The missed approach alarm is pressed by the tower arrivals controller in the event of a go-around. It sets off simultaneous alarms in TC, Thames Radar and Northolt and is paticularly useful in the event of an unexpected go-around.

The standard missed approach is designed to keep the go-around away from departing traffic (for example with comms failure), however the departures and arrivals controllers tend to be more proactive, providing early turns, altitude restrictions etc.

The worst case scenario, is CSA going round off 09L with radio fail and not following the standard missed approach(as it didn't in the TV show) and the northbound departure off 09R getting airborne and switching over frequency to London before being instructed to.

15th May 2003, 07:17
It all seemed very feasible to we earthbound misfits up to the go around sequence. Can't remember which way around the runways were, but if they were using 27L as the take off runway, then surely, no aircraft using 27R to land, faced with a go arung call from the ground would turn left to encroach on the flightpath of A/C taking off from 27L:confused: Shame really 'cos until then it all seemed quite plausible and rather scareing

15th May 2003, 21:04
what is the general view of air traffic control??

are they respected as intellectual pros, that remain calm under pressure and work to the limit of their endurance?

or are they all "Eddie punch clocks" whos greatest achievment in life was being on the wheel of fortune. I cant decide!!!

16th May 2003, 01:59
The "go around alarm" has been in existance for many many years, certainly at least 11 and I suspect a great deal longer.

As a piece of drama it was scaremongering to a high degree.
The inaccuracies in procedure were many, that isn't to say that a midair could not or would not occur and as ATCOs we are not complacent .

Read the ATC forums view on the programme for those with little knowledge it would be enlightning.
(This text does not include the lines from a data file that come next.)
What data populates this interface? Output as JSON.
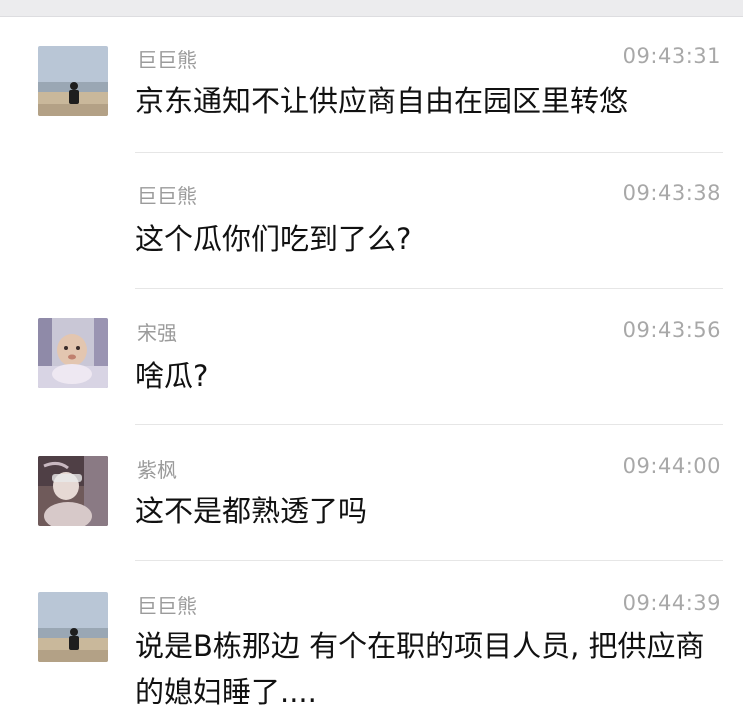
{
  "header": {
    "title": ""
  },
  "messages": [
    {
      "name": "巨巨熊",
      "time": "09:43:31",
      "text": "京东通知不让供应商自由在园区里转悠",
      "avatar_icon": "beach-figure-avatar"
    },
    {
      "name": "巨巨熊",
      "time": "09:43:38",
      "text": "这个瓜你们吃到了么?",
      "avatar_icon": ""
    },
    {
      "name": "宋强",
      "time": "09:43:56",
      "text": "啥瓜?",
      "avatar_icon": "baby-avatar"
    },
    {
      "name": "紫枫",
      "time": "09:44:00",
      "text": "这不是都熟透了吗",
      "avatar_icon": "person-photo-avatar"
    },
    {
      "name": "巨巨熊",
      "time": "09:44:39",
      "text": "说是B栋那边 有个在职的项目人员, 把供应商的媳妇睡了....",
      "avatar_icon": "beach-figure-avatar"
    }
  ],
  "colors": {
    "name": "#9b9b9b",
    "time": "#a8a8a8",
    "text": "#111111",
    "divider": "#e6e6e6",
    "topbar": "#ececee"
  }
}
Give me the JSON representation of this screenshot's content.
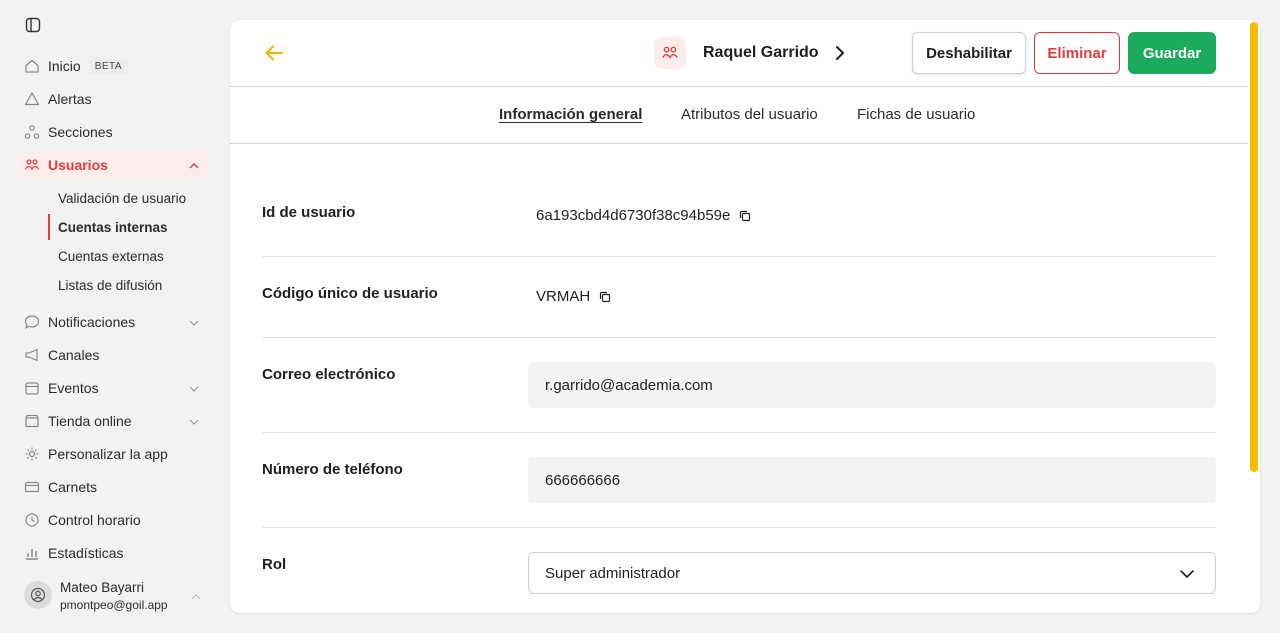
{
  "colors": {
    "accent": "#e23c3c",
    "save": "#1cab5c",
    "scrollbar": "#f5bf00",
    "back_arrow": "#f0b400"
  },
  "sidebar": {
    "items": [
      {
        "label": "Inicio",
        "icon": "home-icon",
        "badge": "BETA"
      },
      {
        "label": "Alertas",
        "icon": "alert-icon"
      },
      {
        "label": "Secciones",
        "icon": "sections-icon"
      },
      {
        "label": "Usuarios",
        "icon": "users-icon"
      },
      {
        "label": "Notificaciones",
        "icon": "chat-icon"
      },
      {
        "label": "Canales",
        "icon": "megaphone-icon"
      },
      {
        "label": "Eventos",
        "icon": "calendar-icon"
      },
      {
        "label": "Tienda online",
        "icon": "store-icon"
      },
      {
        "label": "Personalizar la app",
        "icon": "customize-icon"
      },
      {
        "label": "Carnets",
        "icon": "card-icon"
      },
      {
        "label": "Control horario",
        "icon": "clock-icon"
      },
      {
        "label": "Estadísticas",
        "icon": "stats-icon"
      }
    ],
    "subitems": [
      {
        "label": "Validación de usuario"
      },
      {
        "label": "Cuentas internas"
      },
      {
        "label": "Cuentas externas"
      },
      {
        "label": "Listas de difusión"
      }
    ],
    "user": {
      "name": "Mateo Bayarri",
      "email": "pmontpeo@goil.app"
    }
  },
  "header": {
    "name": "Raquel Garrido",
    "buttons": {
      "disable": "Deshabilitar",
      "delete": "Eliminar",
      "save": "Guardar"
    }
  },
  "tabs": [
    {
      "label": "Información general"
    },
    {
      "label": "Atributos del usuario"
    },
    {
      "label": "Fichas de usuario"
    }
  ],
  "form": {
    "id": {
      "label": "Id de usuario",
      "value": "6a193cbd4d6730f38c94b59e"
    },
    "code": {
      "label": "Código único de usuario",
      "value": "VRMAH"
    },
    "email": {
      "label": "Correo electrónico",
      "value": "r.garrido@academia.com"
    },
    "phone": {
      "label": "Número de teléfono",
      "value": "666666666"
    },
    "role": {
      "label": "Rol",
      "value": "Super administrador"
    }
  }
}
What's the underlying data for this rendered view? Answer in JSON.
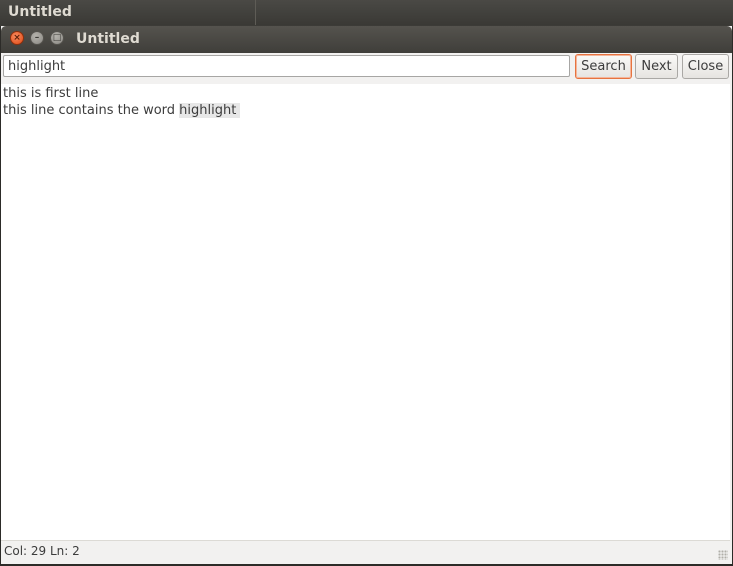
{
  "desktop": {
    "title": "Untitled"
  },
  "window": {
    "title": "Untitled",
    "controls": {
      "close_icon": "close-icon",
      "minimize_icon": "minimize-icon",
      "maximize_icon": "maximize-icon"
    }
  },
  "search": {
    "value": "highlight",
    "search_label": "Search",
    "next_label": "Next",
    "close_label": "Close"
  },
  "editor": {
    "line1": "this is first line",
    "line2_prefix": "this line contains the word ",
    "line2_highlight": "highlight"
  },
  "status": {
    "text": "Col: 29 Ln: 2"
  },
  "colors": {
    "accent": "#e6733f",
    "titlebar": "#3f3e3a",
    "highlight": "#e7e7e7"
  }
}
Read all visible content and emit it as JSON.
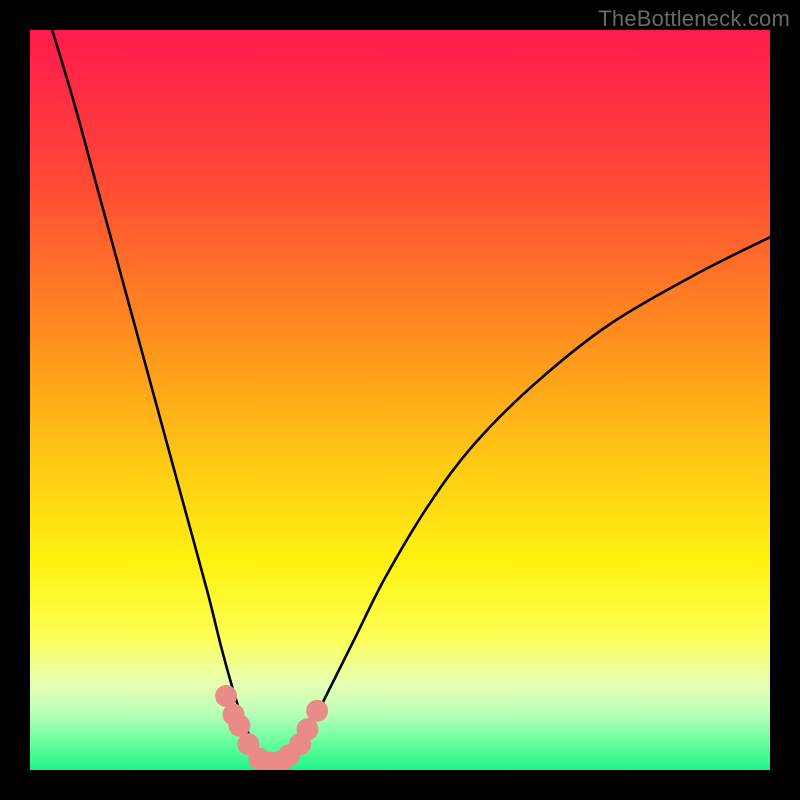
{
  "watermark": "TheBottleneck.com",
  "chart_data": {
    "type": "line",
    "title": "",
    "xlabel": "",
    "ylabel": "",
    "xlim": [
      0,
      100
    ],
    "ylim": [
      0,
      100
    ],
    "grid": false,
    "legend": false,
    "series": [
      {
        "name": "bottleneck-curve",
        "x": [
          3,
          6,
          9,
          12,
          15,
          18,
          21,
          24,
          26,
          28,
          29.5,
          31,
          32.5,
          34,
          36,
          38,
          40,
          44,
          48,
          54,
          60,
          68,
          78,
          90,
          100
        ],
        "y": [
          100,
          90,
          79,
          68,
          57,
          46,
          35,
          24,
          16,
          9,
          5,
          2,
          1,
          1.5,
          3,
          6,
          10,
          18,
          26,
          36,
          44,
          52,
          60,
          67,
          72
        ]
      }
    ],
    "markers": {
      "name": "highlight-points",
      "color": "#e98b87",
      "x": [
        26.5,
        27.5,
        28.3,
        29.5,
        31,
        32.5,
        34,
        35,
        36.5,
        37.5,
        38.8
      ],
      "y": [
        10,
        7.5,
        6,
        3.5,
        1.5,
        1,
        1.2,
        2,
        3.5,
        5.5,
        8
      ]
    },
    "background_gradient": {
      "stops": [
        {
          "pos": 0.0,
          "color": "#ff1a4e"
        },
        {
          "pos": 0.2,
          "color": "#ff4836"
        },
        {
          "pos": 0.4,
          "color": "#ff8a1f"
        },
        {
          "pos": 0.58,
          "color": "#ffc814"
        },
        {
          "pos": 0.72,
          "color": "#fff210"
        },
        {
          "pos": 0.82,
          "color": "#fdff55"
        },
        {
          "pos": 0.88,
          "color": "#e8ffb0"
        },
        {
          "pos": 0.92,
          "color": "#bfffba"
        },
        {
          "pos": 0.96,
          "color": "#6cffa0"
        },
        {
          "pos": 1.0,
          "color": "#1ef58a"
        }
      ]
    }
  }
}
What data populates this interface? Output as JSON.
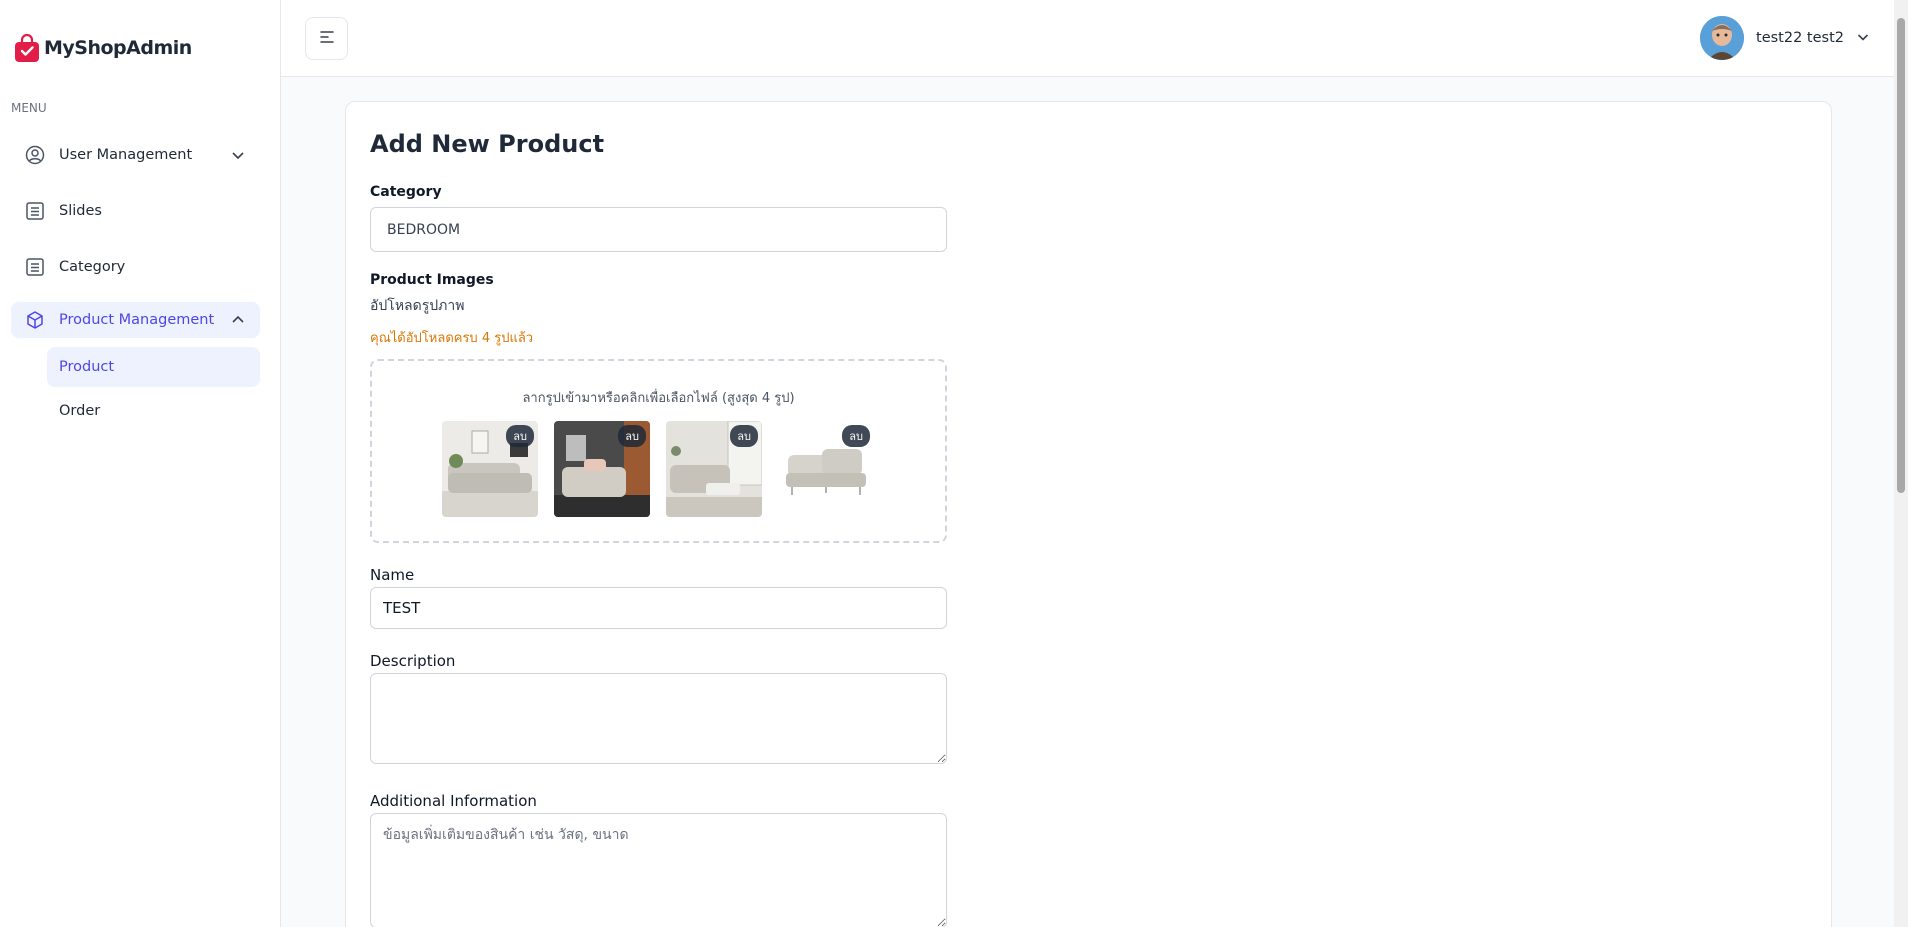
{
  "app": {
    "name": "MyShopAdmin"
  },
  "sidebar": {
    "menu_label": "MENU",
    "items": [
      {
        "label": "User Management",
        "icon": "user-circle-icon",
        "expanded": false
      },
      {
        "label": "Slides",
        "icon": "list-icon"
      },
      {
        "label": "Category",
        "icon": "list-icon"
      },
      {
        "label": "Product Management",
        "icon": "cube-icon",
        "expanded": true,
        "active": true
      }
    ],
    "subitems": [
      {
        "label": "Product",
        "active": true
      },
      {
        "label": "Order",
        "active": false
      }
    ]
  },
  "header": {
    "user_name": "test22 test2"
  },
  "form": {
    "title": "Add New Product",
    "category_label": "Category",
    "category_value": "BEDROOM",
    "images_label": "Product Images",
    "upload_label": "อัปโหลดรูปภาพ",
    "upload_warning": "คุณได้อัปโหลดครบ 4 รูปแล้ว",
    "dropzone_hint": "ลากรูปเข้ามาหรือคลิกเพื่อเลือกไฟล์ (สูงสุด 4 รูป)",
    "delete_label": "ลบ",
    "name_label": "Name",
    "name_value": "TEST",
    "description_label": "Description",
    "description_value": "",
    "additional_label": "Additional Information",
    "additional_placeholder": "ข้อมูลเพิ่มเติมของสินค้า เช่น วัสดุ, ขนาด"
  },
  "colors": {
    "accent": "#4f46e5",
    "accent_bg": "#eef2ff",
    "warning": "#d97706",
    "logo_red": "#e11d48"
  }
}
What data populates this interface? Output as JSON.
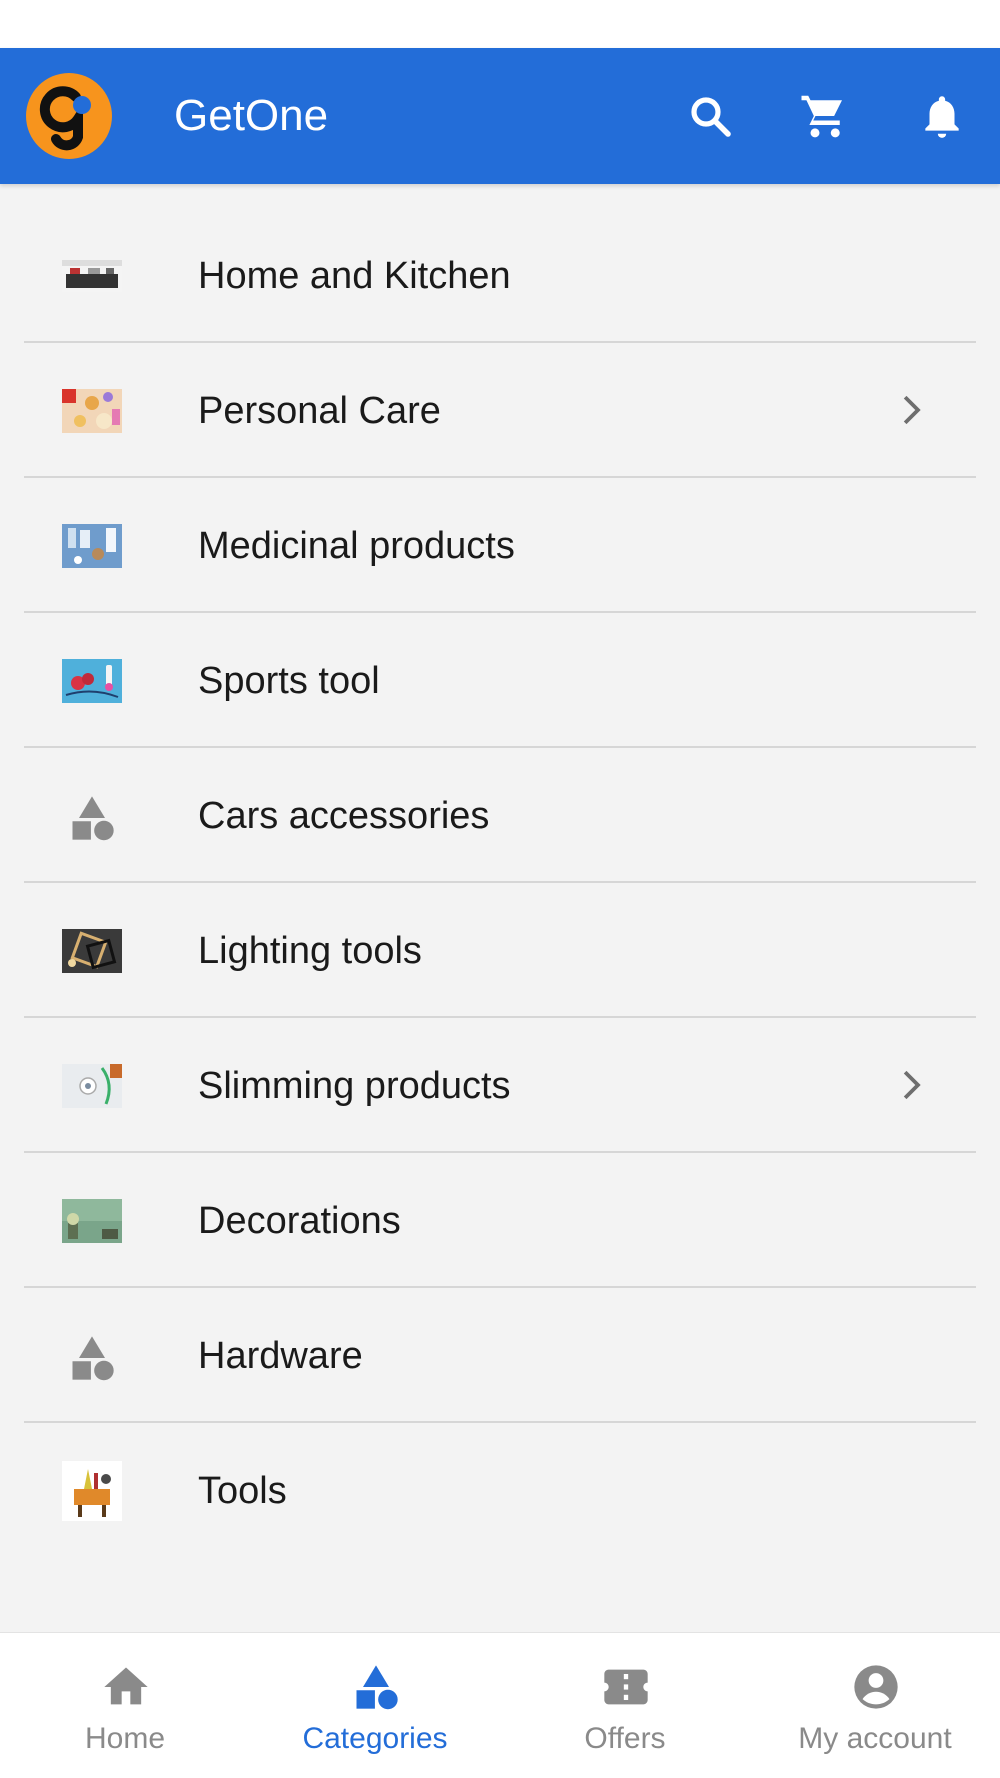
{
  "app": {
    "title": "GetOne",
    "logo_text": "Get One",
    "accent": "#236dd8",
    "logo_color": "#f7941d"
  },
  "app_bar": {
    "actions": [
      {
        "name": "search",
        "icon": "search-icon"
      },
      {
        "name": "cart",
        "icon": "cart-icon"
      },
      {
        "name": "notifications",
        "icon": "bell-icon"
      }
    ]
  },
  "categories": [
    {
      "label": "Home and Kitchen",
      "icon": "photo-thumbnail",
      "has_children": false
    },
    {
      "label": "Personal Care",
      "icon": "photo-thumbnail",
      "has_children": true
    },
    {
      "label": "Medicinal products",
      "icon": "photo-thumbnail",
      "has_children": false
    },
    {
      "label": "Sports tool",
      "icon": "photo-thumbnail",
      "has_children": false
    },
    {
      "label": "Cars accessories",
      "icon": "category-shapes-icon",
      "has_children": false
    },
    {
      "label": "Lighting tools",
      "icon": "photo-thumbnail",
      "has_children": false
    },
    {
      "label": "Slimming products",
      "icon": "photo-thumbnail",
      "has_children": true
    },
    {
      "label": "Decorations",
      "icon": "photo-thumbnail",
      "has_children": false
    },
    {
      "label": "Hardware",
      "icon": "category-shapes-icon",
      "has_children": false
    },
    {
      "label": "Tools",
      "icon": "photo-thumbnail",
      "has_children": false
    }
  ],
  "bottom_nav": {
    "items": [
      {
        "label": "Home",
        "icon": "home-icon",
        "active": false
      },
      {
        "label": "Categories",
        "icon": "categories-icon",
        "active": true
      },
      {
        "label": "Offers",
        "icon": "ticket-icon",
        "active": false
      },
      {
        "label": "My account",
        "icon": "account-icon",
        "active": false
      }
    ],
    "active_color": "#236dd8",
    "inactive_color": "#8a8a8a"
  }
}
To most of the general viewing public we are the guys with Ping Pong bats , so I assume they believe every bit of the [email protected] that was purported to be ATC in this BBC Drama.

Wedge the answer to the question of Diversions, each aircraft will have filed a diversionary airfield in its flightplan . If that airfield is unavailable then an alternative will be found including if necessary Military airfields such as Brize and Lyneham who themselves use Civil airfields as Diversion airfilelds for their flights if necessary, however Flow control would have been imposed long before this happened and fewer aircraft would have been holding than was expressed in this Drama.